But the NPR article, and another from the BBC, also quote one of the researchers about the importance of lighting design and directing light where it’s needed. And where it’s needed is not in the night sky, a message the International Dark-Sky Association (IDA) has been advocating for decades.

What is the IDA?

The IDA works to reduce light pollution today and for future generations. Reducing light pollution not only helps us see the night sky better, but it also helps reduce the effects of electric lighting on the environment and cuts down on energy use.

WATCH: Learn the basics of the dark-sky movement

Sol’s dark-sky controls help ensure our lights meet the IDA’s recommendations.

The IDA advocates for any required lighting to be used wisely to minimize light pollution; therefore, lighting should:

Only be on when needed:

  • Our operating profiles allow you to select on-times that align with your application. For most applications, the standard, dark-sky friendly operating profile is 5 hours on from dusk, then dim until 2 hours before dawn.

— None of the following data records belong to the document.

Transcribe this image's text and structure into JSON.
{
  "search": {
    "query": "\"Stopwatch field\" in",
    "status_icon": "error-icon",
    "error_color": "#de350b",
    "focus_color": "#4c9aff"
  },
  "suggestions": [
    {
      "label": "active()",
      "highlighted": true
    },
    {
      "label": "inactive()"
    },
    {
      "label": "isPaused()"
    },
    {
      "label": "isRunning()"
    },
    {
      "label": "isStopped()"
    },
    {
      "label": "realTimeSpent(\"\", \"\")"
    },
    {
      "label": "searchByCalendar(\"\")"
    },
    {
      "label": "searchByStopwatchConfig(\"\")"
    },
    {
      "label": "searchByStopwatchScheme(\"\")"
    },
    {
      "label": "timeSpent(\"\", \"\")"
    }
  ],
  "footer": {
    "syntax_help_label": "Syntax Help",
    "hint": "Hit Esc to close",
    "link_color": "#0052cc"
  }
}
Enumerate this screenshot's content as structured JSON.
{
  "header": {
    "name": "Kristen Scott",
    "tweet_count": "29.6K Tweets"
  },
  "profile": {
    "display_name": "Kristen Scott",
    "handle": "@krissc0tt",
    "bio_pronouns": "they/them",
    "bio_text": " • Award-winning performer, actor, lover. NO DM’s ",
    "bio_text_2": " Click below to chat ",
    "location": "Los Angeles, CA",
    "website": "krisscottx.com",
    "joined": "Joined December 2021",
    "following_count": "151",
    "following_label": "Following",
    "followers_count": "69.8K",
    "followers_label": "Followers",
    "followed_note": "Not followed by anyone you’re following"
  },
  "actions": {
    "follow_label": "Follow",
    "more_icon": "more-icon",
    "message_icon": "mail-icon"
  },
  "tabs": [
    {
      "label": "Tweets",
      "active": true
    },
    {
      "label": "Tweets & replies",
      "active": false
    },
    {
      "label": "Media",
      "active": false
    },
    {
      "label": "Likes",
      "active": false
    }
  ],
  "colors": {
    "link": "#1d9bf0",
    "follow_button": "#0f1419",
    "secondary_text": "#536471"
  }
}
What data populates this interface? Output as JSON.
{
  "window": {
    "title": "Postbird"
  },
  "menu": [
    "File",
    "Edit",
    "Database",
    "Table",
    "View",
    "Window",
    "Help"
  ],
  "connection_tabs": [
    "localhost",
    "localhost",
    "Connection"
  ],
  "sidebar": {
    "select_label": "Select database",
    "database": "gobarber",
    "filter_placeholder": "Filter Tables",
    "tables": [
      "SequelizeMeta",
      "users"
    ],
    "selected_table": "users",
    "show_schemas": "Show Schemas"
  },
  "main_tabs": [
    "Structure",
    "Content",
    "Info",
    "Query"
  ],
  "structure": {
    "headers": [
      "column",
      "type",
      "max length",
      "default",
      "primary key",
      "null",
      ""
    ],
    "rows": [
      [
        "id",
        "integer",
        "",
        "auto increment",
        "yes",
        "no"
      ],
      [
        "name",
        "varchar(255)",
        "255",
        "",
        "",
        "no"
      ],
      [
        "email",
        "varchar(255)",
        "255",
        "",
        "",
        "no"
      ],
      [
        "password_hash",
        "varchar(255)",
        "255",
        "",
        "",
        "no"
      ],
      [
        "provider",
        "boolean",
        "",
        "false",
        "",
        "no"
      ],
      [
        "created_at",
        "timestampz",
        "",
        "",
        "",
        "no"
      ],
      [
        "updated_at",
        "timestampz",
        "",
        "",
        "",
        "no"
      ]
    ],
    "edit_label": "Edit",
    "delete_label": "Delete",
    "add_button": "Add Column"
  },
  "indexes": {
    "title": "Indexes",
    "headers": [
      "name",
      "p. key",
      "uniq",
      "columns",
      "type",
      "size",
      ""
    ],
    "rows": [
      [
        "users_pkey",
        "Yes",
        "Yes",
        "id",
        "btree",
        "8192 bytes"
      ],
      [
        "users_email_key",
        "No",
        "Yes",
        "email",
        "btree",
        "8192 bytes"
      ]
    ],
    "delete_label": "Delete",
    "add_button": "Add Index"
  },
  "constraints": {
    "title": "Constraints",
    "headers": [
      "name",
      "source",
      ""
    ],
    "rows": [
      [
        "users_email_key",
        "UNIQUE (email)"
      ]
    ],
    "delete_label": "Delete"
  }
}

For street and roadway lighting, the standard is 7 hours on from dusk, then dim until 2 hours before dawn. 5 hours on and dim until 2 hours before dawn

Be no brighter than necessary:

  • We provide information on the lowest recommended light levels to help save money on system costs. Our standard scheduled dimming profile is 100% for 5 hours, then dim to 30% overnight, followed by 100% for 2 hours before dawn (for street and roadway lighting, the standard is 7 hours at 100%, dim to 30% overnight, followed by 100% for 2 hours before dawn).

Only light the area that needs it:

  • Our calculations for lighting layout ensure optimal light coverage so that light is only placed where intended, helping improve visibility and overall light quality.

Minimize blue light emissions:

  • Our recommended LED fixtures have a 3000K light output for a warm, comfortable color temperature. Unlike in the past, these LED fixtures can reach this warmer output without using more power.

Be fully shielded (pointing down):

  • Our fixtures offer a built-in shield for a dark-sky friendly BUG rating (backlight, uplight, and glare measurements from a fixture).
What does BUG mean?

BUG refers to the types of light that escape from a luminaire, and stands for:

  • Backlight (green section below): Directed behind the mounting pole—in the opposite direction it’s intended.
  • Uplight (gray section below): Directed above the luminaire and causes artificial skyglow. This is what affects astronomers and anyone looking up to watch the stars.
  • Glare: Emitted at angles known to cause glare—which at best is annoying and at worst, visually disabling. This unnecessary light could shine at the front or rear of the luminaire.

The light from a poorly rated fixture is on the left, while the light from an EverGen is on the right:

 

How we reduce light pollution

At Sol, we use Dark-Sky Compliant LED fixtures and scheduled dimming to help minimize light pollution—helping provide light where and when it’s intended. For example, our dark-sky friendly lights in Beaumont, California, add light only on the sidewalk, and not on the house behind it, or in the night sky above:

 

>> See more examples of Dark-Sky Compliant LED fixtures in an installation in Chris Hotts Park, San Jose, California.